→ **Problem description**
Which lines of the entries below include "title"? List them all.
(Given records Opens)
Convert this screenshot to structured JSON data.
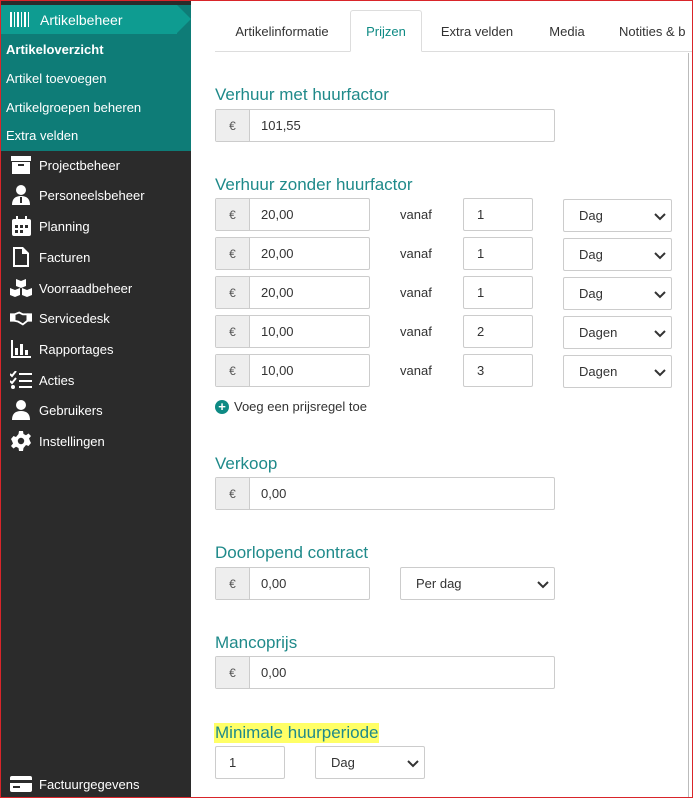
{
  "sidebar": {
    "header": "Artikelbeheer",
    "sub_items": [
      "Artikeloverzicht",
      "Artikel toevoegen",
      "Artikelgroepen beheren",
      "Extra velden"
    ],
    "nav": [
      "Projectbeheer",
      "Personeelsbeheer",
      "Planning",
      "Facturen",
      "Voorraadbeheer",
      "Servicedesk",
      "Rapportages",
      "Acties",
      "Gebruikers",
      "Instellingen"
    ],
    "footer": "Factuurgegevens"
  },
  "tabs": [
    "Artikelinformatie",
    "Prijzen",
    "Extra velden",
    "Media",
    "Notities & b"
  ],
  "form": {
    "currency": "€",
    "verhuur_met": {
      "title": "Verhuur met huurfactor",
      "value": "101,55"
    },
    "verhuur_zonder": {
      "title": "Verhuur zonder huurfactor",
      "vanaf_label": "vanaf",
      "rows": [
        {
          "price": "20,00",
          "qty": "1",
          "unit": "Dag"
        },
        {
          "price": "20,00",
          "qty": "1",
          "unit": "Dag"
        },
        {
          "price": "20,00",
          "qty": "1",
          "unit": "Dag"
        },
        {
          "price": "10,00",
          "qty": "2",
          "unit": "Dagen"
        },
        {
          "price": "10,00",
          "qty": "3",
          "unit": "Dagen"
        }
      ],
      "add_rule": "Voeg een prijsregel toe"
    },
    "verkoop": {
      "title": "Verkoop",
      "value": "0,00"
    },
    "doorlopend": {
      "title": "Doorlopend contract",
      "value": "0,00",
      "period": "Per dag"
    },
    "manco": {
      "title": "Mancoprijs",
      "value": "0,00"
    },
    "min_huur": {
      "title": "Minimale huurperiode",
      "value": "1",
      "unit": "Dag"
    }
  },
  "colors": {
    "sidebar_bg": "#2b2b2b",
    "teal": "#0e7c77",
    "heading": "#1f8a8a",
    "highlight": "#ffff66"
  }
}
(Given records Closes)
→ **Answer to this problem**
      "title": "Verhuur met huurfactor",
      "title": "Verhuur zonder huurfactor",
      "title": "Verkoop",
      "title": "Doorlopend contract",
      "title": "Mancoprijs",
      "title": "Minimale huurperiode",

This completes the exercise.